I have been a teacher in Detroit Public Schools for 24 years. I feel the need to respond to some of the comments you made during your press conference this week. You described the actions of protesting teachers as “unethical”. I’m curious, then, how you would characterize the learning conditions of the children of Detroit Public Schools that have existed for years. These deplorable learning conditions happen to also be the teachers’ working conditions. We deal with unsafe environments – both in the neighborhoods surrounding our schools and often within the schools themselves. Unlike you, students and teachers do not have a driver and security guards. Students who travel to and from school pass numerous abandoned, dangerous buildings and have been robbed, assaulted, and raped. Teachers have been victims of violent crimes and have had their vehicles and personal property damaged and/or stolen, sometimes repeatedly. They suffer verbal abuse and some have been assaulted by angry students or parents. Many schools have numerous plumbing problems in the lavatories, drinking fountains, and sinks. Many outdated school buildings are crumbling – roofs, floors, windows, doors, and locks that are broken or in desperate need of repair. Far too many classrooms are overcrowded, creating conditions that are not even safe, let alone conducive to learning. I’m wondering where the concern and outrage over that is? In the past decade, teachers have lent the district almost $10,000 that we now fear we may never get back. We have taken a 10% paycut in a salary that was already significantly lower than surrounding districts.

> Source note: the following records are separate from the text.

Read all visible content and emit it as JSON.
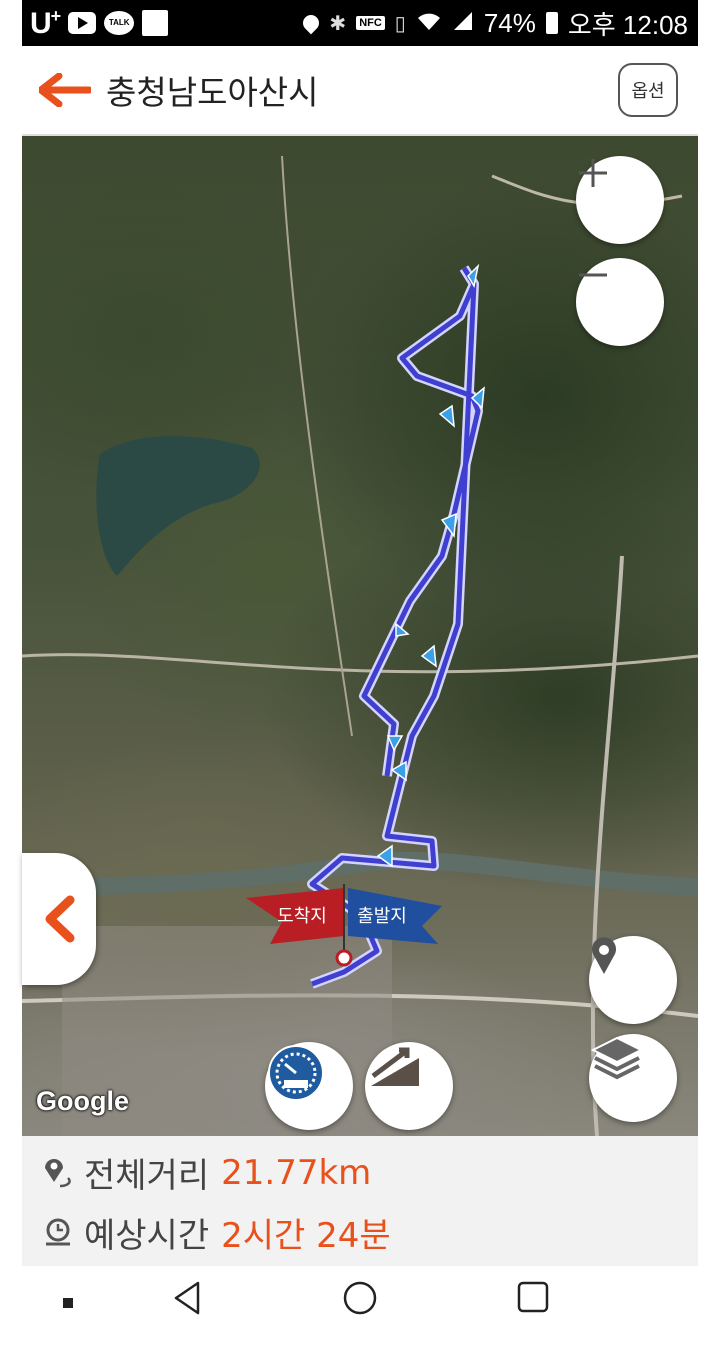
{
  "status_bar": {
    "carrier": "U",
    "carrier_sup": "+",
    "talk_label": "TALK",
    "nfc_label": "NFC",
    "battery": "74%",
    "time": "오후 12:08"
  },
  "header": {
    "title": "충청남도아산시",
    "option_label": "옵션"
  },
  "map": {
    "attribution": "Google",
    "arrival_flag": "도착지",
    "departure_flag": "출발지",
    "colors": {
      "route": "#3f3fd0",
      "route_outline": "#c8c8ff",
      "arrival_flag": "#b81e24",
      "departure_flag": "#1f4f9e",
      "direction_arrow": "#3aa0e8"
    }
  },
  "info": {
    "distance_label": "전체거리",
    "distance_value": "21.77km",
    "time_label": "예상시간",
    "time_value": "2시간 24분"
  },
  "colors": {
    "accent": "#e8501c",
    "back_arrow": "#e8501c"
  }
}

You called upon the mayor, the city council, the clergy of Detroit to “be the voice of the children.” Mr. Earley, rest assured there is no one in this city, other than the parents, who care more about the education, happiness, and well being of the students of Detroit Public Schools, than we teachers do. We ARE their voice. We are on the front line, working side by side with them every day, trying our best to overcome numerous obstacles. In the winter, we often work in freezing rooms with our coats on with them. In the summertime , we survive with them in stifling heat and humidity in temperatures that no one should have to work in. We wipe their tears and listen when they are upset. We send food home with them. We encourage them to persevere and to be hopeful about their futures. We celebrate their successes. We comfort them when they experience loss and tragedy. We give up time with our own children to support our students, who we also consider our children. We spend our own money to buy not only learning materials, but things such as uniforms, hand soap, sanitizer, and Kleenex.
You accuse us of drowning out the voices of our students. You stated we are “using students as pawns to advance a political position.” You have it backwards. The children of Detroit HAVE been used as pawns. Their voices have indeed been drowned out. But make no mistake, this has not been done by the teachers. Educational decisions are now being made by politicians. Schools are being run like businesses. We have been vilified by these politicians. We have been made accountable for things we have no control over. We have been forced to administer numerous developmentally inappropriate tests to our students and then we and our students are judged by the meaningless scores. We have watched the debt increase to ridiculous, unsustainable levels under state appointed emergency managers, while the conditions we teach in have deteriorated alarmingly. We have been set up to fail in every way. The successes that happen in classrooms every day, both academic and emotional, largely go unseen, and most cannot be measured or displayed on a data wall. We, as teachers, know our students and what they need. It is heartbreaking to see that our students don’t have what they need and certainly not what they deserve.
The recent action of teachers is not an attempt to drown out the voices of the students. It is an attempt to finally make their voices heard.

Pam Namyslowski
4th Grade Teacher
Mann Elementary School